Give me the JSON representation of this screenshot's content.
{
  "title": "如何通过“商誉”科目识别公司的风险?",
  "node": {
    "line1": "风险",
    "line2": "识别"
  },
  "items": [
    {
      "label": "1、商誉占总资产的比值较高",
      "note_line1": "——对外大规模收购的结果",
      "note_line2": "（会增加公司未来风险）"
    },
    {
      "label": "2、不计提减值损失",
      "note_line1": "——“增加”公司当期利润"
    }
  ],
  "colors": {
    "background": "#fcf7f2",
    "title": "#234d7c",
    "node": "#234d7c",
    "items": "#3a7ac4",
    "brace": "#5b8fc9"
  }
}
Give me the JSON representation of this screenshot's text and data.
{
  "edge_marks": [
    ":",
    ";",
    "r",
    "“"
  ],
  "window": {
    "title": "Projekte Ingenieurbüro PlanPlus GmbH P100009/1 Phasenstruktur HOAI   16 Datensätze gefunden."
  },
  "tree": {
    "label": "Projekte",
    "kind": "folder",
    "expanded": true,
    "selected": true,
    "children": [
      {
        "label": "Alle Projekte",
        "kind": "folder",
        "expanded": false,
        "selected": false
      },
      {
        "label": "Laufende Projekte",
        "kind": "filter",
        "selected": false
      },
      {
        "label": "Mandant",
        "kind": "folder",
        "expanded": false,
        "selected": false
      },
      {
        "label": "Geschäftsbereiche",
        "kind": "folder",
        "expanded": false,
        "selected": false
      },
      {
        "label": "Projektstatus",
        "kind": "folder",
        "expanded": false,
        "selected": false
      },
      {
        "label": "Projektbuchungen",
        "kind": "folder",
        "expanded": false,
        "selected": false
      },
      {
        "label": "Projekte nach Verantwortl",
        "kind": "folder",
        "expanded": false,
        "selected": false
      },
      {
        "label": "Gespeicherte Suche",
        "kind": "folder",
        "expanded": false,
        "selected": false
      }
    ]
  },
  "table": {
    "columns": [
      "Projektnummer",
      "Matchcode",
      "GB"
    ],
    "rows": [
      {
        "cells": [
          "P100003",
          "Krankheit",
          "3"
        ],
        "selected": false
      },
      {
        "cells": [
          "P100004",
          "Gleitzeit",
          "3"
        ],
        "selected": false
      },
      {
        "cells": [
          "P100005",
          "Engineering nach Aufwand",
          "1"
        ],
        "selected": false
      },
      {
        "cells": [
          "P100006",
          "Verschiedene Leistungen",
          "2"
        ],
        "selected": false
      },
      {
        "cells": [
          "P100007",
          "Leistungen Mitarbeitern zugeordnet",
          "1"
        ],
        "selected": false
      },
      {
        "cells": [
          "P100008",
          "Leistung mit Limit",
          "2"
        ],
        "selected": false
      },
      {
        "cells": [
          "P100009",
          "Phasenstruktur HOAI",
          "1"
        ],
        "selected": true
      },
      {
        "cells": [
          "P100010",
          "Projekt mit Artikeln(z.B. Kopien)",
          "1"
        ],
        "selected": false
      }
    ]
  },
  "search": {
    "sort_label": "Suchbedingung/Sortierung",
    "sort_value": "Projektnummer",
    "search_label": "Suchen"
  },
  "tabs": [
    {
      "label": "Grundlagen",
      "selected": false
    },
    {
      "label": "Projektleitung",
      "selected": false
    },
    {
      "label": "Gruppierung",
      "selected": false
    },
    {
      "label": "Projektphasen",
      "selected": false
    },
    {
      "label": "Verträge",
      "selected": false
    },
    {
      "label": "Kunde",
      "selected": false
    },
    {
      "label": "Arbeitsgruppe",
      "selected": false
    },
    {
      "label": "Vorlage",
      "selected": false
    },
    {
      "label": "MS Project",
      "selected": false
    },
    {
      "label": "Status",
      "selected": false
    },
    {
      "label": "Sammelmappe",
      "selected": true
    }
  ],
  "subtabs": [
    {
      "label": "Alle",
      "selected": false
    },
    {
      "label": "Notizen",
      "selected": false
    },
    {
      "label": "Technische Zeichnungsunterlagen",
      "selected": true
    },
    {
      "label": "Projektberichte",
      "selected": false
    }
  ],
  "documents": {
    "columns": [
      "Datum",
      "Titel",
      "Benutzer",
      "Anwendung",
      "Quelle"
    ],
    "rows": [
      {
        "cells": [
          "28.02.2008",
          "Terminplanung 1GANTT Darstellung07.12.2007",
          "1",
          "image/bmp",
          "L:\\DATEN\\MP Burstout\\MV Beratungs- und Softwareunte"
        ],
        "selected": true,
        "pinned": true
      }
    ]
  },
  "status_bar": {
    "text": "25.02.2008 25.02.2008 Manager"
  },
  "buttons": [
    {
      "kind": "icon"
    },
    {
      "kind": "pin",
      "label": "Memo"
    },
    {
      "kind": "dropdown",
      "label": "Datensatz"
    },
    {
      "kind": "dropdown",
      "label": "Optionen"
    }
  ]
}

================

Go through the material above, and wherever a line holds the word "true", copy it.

    "expanded": true,
    "selected": true,
        "selected": true
      "selected": true
      "selected": true
        "selected": true,
        "pinned": true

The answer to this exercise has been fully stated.